= Description of the task =
Pick out each line in these entries that contains the string "woman".

= The data =
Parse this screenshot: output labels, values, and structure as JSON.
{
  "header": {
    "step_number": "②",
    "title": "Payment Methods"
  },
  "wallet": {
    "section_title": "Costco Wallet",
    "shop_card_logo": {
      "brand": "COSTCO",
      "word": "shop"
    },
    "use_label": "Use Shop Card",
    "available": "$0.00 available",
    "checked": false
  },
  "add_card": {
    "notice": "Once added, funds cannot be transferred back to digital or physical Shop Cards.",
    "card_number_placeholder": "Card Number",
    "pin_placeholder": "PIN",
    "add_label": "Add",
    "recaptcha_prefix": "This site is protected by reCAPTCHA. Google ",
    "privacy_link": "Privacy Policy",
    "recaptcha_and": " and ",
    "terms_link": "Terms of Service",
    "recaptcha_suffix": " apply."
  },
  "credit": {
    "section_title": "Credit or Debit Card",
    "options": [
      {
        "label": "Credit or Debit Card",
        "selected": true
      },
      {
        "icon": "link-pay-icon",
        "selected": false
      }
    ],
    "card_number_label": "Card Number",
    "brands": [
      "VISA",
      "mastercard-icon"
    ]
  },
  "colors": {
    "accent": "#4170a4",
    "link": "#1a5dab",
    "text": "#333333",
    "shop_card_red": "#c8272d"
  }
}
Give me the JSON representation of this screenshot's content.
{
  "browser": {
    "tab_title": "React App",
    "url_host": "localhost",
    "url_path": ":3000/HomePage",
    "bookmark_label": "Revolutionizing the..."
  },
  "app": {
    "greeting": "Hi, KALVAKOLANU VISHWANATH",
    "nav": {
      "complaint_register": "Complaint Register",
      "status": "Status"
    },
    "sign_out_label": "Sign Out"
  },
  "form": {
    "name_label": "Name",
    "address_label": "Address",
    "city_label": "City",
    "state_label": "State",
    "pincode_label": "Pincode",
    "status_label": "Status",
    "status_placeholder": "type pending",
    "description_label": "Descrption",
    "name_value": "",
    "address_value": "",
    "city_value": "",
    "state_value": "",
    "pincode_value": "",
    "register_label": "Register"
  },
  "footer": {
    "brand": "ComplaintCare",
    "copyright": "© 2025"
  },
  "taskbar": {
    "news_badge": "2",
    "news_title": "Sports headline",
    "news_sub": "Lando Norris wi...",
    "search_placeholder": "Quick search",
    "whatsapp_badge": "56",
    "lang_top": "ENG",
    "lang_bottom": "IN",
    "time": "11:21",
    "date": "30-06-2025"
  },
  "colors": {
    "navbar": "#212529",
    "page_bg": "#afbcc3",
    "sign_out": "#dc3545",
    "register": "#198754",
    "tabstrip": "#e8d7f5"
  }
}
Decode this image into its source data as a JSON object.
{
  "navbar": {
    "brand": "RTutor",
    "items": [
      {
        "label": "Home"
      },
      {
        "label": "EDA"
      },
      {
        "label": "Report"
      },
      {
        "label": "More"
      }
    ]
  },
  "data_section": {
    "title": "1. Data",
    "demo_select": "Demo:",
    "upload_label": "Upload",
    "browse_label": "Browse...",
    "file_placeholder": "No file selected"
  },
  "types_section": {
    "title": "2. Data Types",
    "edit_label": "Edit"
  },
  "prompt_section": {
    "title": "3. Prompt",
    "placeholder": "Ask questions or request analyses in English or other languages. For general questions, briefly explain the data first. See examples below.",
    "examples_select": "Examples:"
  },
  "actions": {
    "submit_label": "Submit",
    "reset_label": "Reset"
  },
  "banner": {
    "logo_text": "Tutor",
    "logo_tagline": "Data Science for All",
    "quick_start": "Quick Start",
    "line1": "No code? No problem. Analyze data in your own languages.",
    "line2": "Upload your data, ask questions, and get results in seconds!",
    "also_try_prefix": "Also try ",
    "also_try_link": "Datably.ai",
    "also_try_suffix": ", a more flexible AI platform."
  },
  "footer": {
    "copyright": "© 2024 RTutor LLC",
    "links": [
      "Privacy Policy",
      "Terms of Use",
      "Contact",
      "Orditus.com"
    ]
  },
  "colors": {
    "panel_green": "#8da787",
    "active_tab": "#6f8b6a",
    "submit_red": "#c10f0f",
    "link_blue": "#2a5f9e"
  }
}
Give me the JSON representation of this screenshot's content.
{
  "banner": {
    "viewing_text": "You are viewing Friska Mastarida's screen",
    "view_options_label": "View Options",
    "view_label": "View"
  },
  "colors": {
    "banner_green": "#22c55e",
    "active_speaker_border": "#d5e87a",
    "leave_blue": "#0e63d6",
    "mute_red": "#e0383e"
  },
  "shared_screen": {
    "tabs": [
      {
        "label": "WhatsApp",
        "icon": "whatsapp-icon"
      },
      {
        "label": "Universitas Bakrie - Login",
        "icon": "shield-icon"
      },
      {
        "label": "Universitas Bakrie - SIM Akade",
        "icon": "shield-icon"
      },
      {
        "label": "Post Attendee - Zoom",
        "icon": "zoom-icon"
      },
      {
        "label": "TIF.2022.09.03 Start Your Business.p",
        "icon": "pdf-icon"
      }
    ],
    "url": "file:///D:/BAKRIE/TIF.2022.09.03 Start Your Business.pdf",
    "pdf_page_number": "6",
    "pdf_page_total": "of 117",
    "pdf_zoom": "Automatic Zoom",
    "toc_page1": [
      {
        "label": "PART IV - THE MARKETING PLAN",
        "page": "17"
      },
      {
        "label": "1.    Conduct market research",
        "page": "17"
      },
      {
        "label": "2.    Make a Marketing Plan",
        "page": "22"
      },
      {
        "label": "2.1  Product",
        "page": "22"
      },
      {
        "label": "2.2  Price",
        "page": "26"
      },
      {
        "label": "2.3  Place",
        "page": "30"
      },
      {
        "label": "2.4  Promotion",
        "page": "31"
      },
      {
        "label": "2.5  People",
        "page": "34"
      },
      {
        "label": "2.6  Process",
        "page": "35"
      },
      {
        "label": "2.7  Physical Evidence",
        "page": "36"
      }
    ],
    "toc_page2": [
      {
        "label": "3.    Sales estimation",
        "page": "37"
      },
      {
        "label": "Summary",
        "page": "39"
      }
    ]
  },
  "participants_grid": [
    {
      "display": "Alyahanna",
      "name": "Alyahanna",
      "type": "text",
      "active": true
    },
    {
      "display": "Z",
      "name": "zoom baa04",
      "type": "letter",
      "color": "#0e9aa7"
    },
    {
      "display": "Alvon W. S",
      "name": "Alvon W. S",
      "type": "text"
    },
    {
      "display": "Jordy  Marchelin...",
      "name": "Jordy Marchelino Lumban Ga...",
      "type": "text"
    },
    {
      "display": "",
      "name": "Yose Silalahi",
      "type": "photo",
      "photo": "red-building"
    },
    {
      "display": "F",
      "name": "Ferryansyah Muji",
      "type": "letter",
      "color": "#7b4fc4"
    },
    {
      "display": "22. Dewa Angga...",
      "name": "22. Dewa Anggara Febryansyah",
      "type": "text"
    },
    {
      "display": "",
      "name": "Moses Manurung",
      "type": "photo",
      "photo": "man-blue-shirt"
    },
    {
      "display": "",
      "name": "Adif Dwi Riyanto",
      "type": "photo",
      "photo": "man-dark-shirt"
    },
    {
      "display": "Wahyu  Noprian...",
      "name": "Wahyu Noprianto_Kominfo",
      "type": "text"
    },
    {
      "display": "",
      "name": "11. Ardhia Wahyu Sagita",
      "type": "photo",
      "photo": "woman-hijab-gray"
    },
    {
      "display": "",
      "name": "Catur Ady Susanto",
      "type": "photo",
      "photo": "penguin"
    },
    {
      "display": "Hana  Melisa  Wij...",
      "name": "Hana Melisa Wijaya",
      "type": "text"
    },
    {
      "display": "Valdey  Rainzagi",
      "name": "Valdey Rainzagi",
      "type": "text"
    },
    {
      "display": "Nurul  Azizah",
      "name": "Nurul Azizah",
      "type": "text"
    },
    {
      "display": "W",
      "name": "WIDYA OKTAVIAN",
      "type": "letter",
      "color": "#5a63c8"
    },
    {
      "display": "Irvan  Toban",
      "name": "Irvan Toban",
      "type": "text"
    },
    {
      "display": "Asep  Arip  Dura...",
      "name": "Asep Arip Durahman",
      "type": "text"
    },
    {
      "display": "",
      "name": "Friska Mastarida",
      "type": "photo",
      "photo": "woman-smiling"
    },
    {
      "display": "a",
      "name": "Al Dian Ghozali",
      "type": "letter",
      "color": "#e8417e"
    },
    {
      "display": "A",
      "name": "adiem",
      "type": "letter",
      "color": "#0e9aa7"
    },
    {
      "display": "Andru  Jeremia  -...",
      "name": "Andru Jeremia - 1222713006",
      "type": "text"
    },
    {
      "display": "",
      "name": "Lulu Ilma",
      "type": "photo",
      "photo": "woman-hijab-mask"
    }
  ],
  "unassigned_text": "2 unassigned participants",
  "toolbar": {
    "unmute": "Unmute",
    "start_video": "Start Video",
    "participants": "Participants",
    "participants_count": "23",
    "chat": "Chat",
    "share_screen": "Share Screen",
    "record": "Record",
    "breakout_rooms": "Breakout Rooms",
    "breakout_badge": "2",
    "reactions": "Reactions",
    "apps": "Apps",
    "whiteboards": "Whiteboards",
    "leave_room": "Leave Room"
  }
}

= Answer below =
      "photo": "woman-hijab-gray"
      "photo": "woman-smiling"
      "photo": "woman-hijab-mask"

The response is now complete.